TASK REQUIREMENTS — Find and copy each line of the listing below that has the word "الحساب" in it.

RECORDS FOR THIS TASK —

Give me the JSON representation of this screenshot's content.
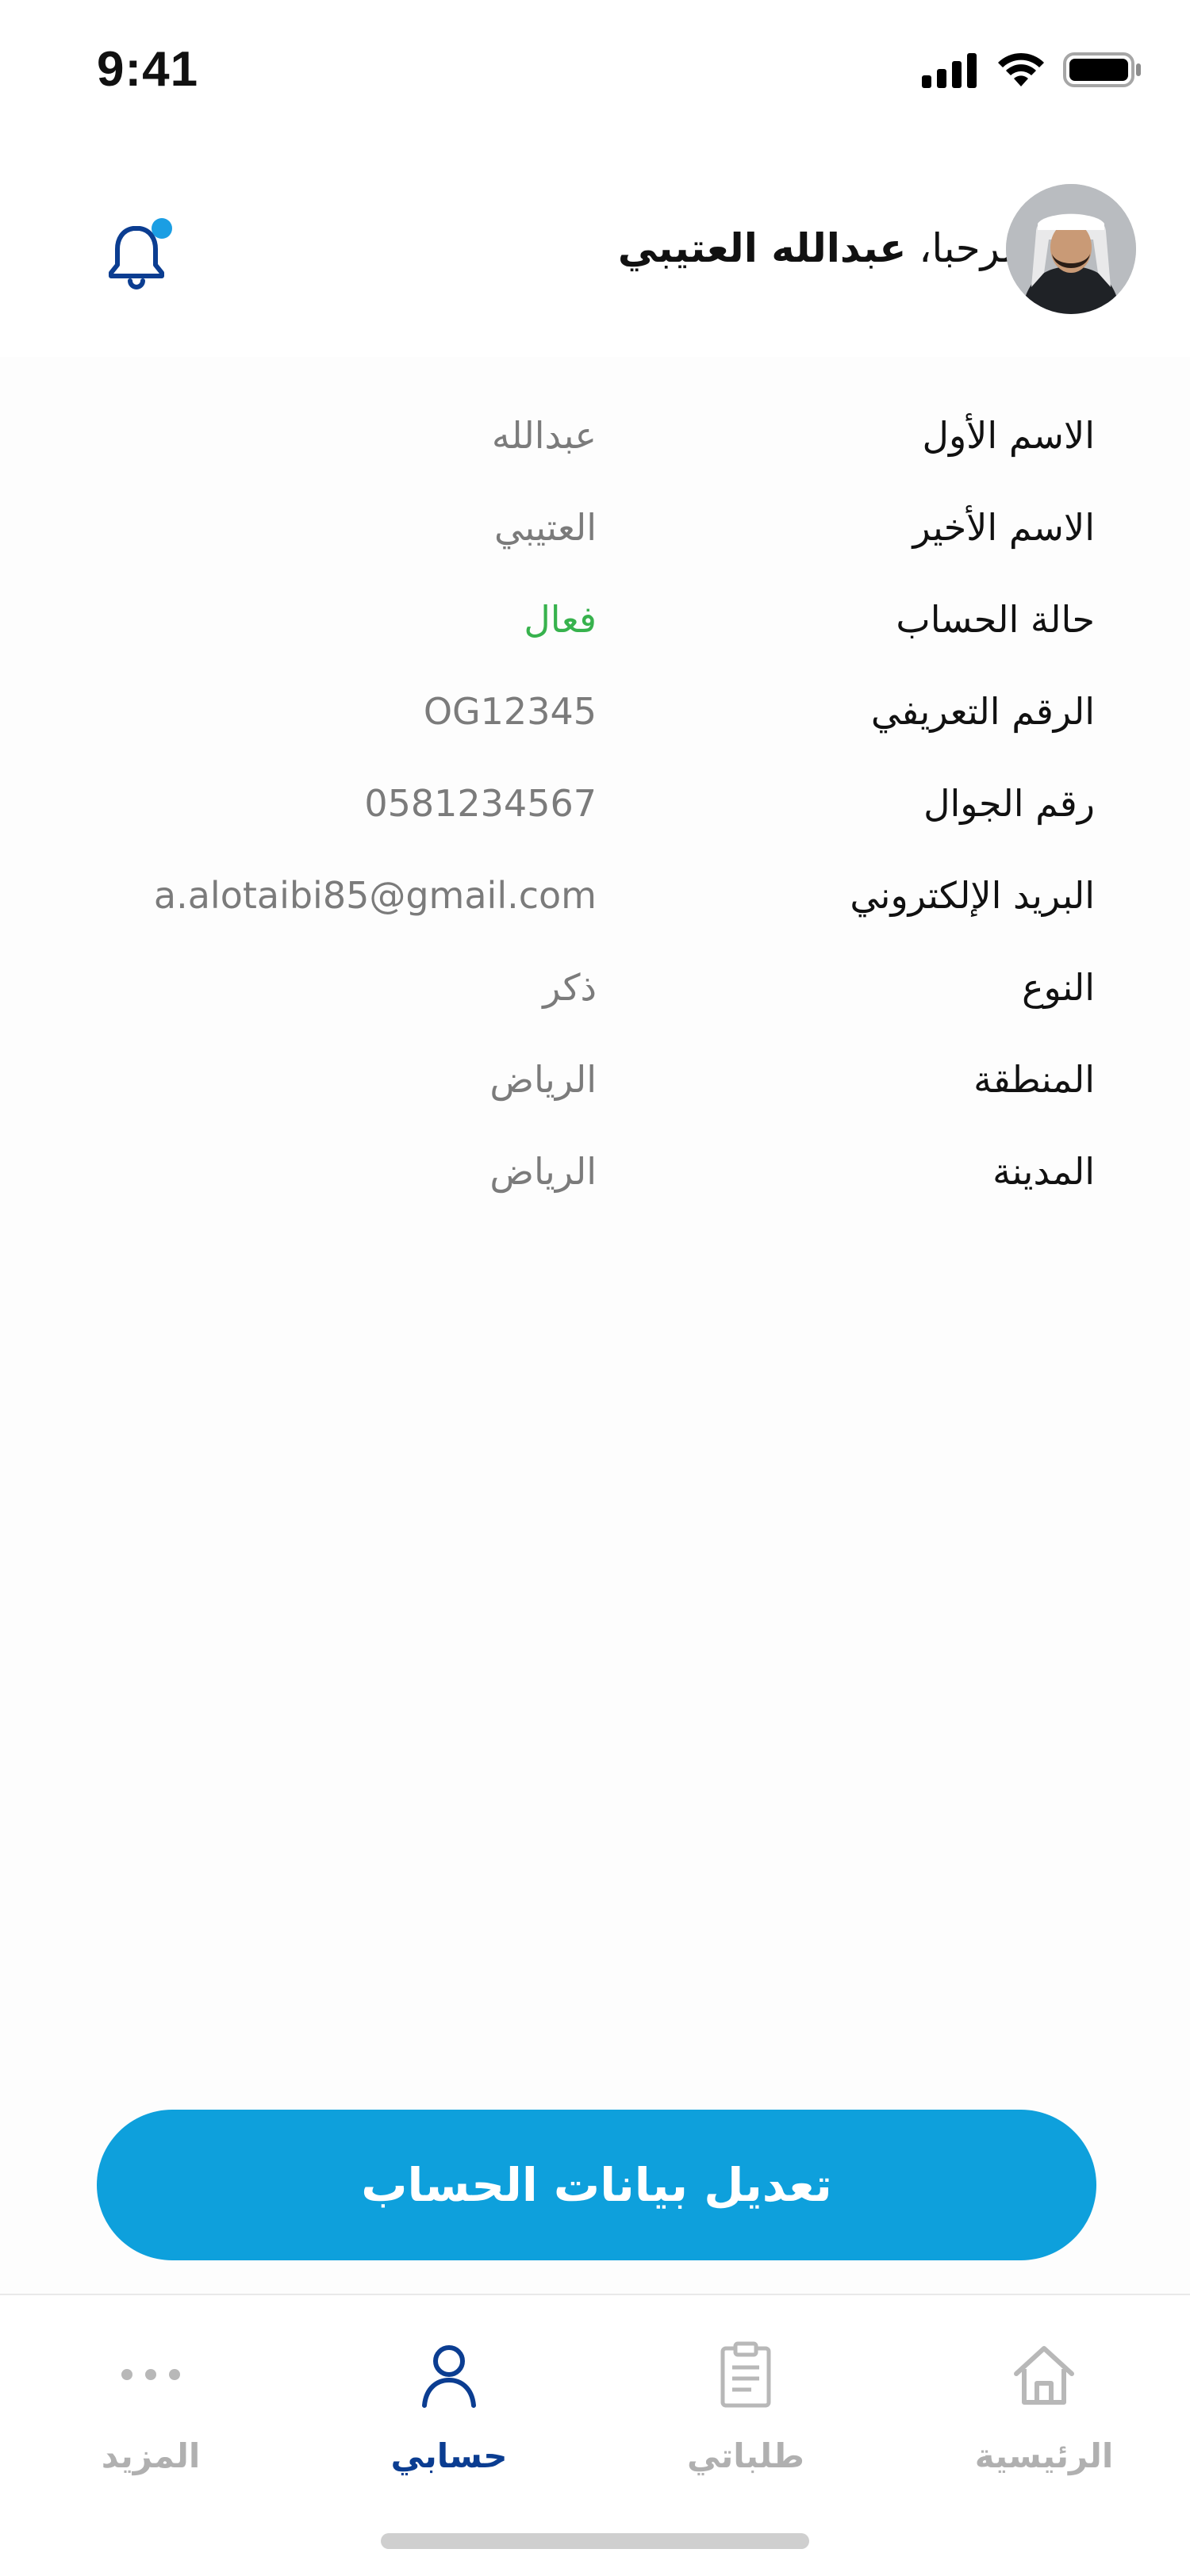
{
  "status_bar": {
    "time": "9:41"
  },
  "header": {
    "greeting_prefix": "مرحبا،",
    "user_name": "عبدالله العتيبي",
    "notification_dot_color": "#1b9ee3"
  },
  "profile": {
    "rows": [
      {
        "label": "الاسم الأول",
        "value": "عبدالله",
        "status": "normal"
      },
      {
        "label": "الاسم الأخير",
        "value": "العتيبي",
        "status": "normal"
      },
      {
        "label": "حالة الحساب",
        "value": "فعال",
        "status": "active"
      },
      {
        "label": "الرقم التعريفي",
        "value": "OG12345",
        "status": "normal"
      },
      {
        "label": "رقم الجوال",
        "value": "0581234567",
        "status": "normal"
      },
      {
        "label": "البريد الإلكتروني",
        "value": "a.alotaibi85@gmail.com",
        "status": "normal"
      },
      {
        "label": "النوع",
        "value": "ذكر",
        "status": "normal"
      },
      {
        "label": "المنطقة",
        "value": "الرياض",
        "status": "normal"
      },
      {
        "label": "المدينة",
        "value": "الرياض",
        "status": "normal"
      }
    ]
  },
  "actions": {
    "edit_account_label": "تعديل بيانات الحساب"
  },
  "tab_bar": {
    "tabs": [
      {
        "label": "المزيد",
        "icon": "more-dots-icon",
        "active": false
      },
      {
        "label": "حسابي",
        "icon": "person-icon",
        "active": true
      },
      {
        "label": "طلباتي",
        "icon": "clipboard-icon",
        "active": false
      },
      {
        "label": "الرئيسية",
        "icon": "home-icon",
        "active": false
      }
    ]
  },
  "colors": {
    "accent": "#0ea0dc",
    "active_tab": "#0b3d91",
    "active_status": "#37b24d",
    "muted_value": "#7b7b7b"
  }
}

ANSWER TO THIS EXERCISE —
        "label": "حالة الحساب",
    "edit_account_label": "تعديل بيانات الحساب"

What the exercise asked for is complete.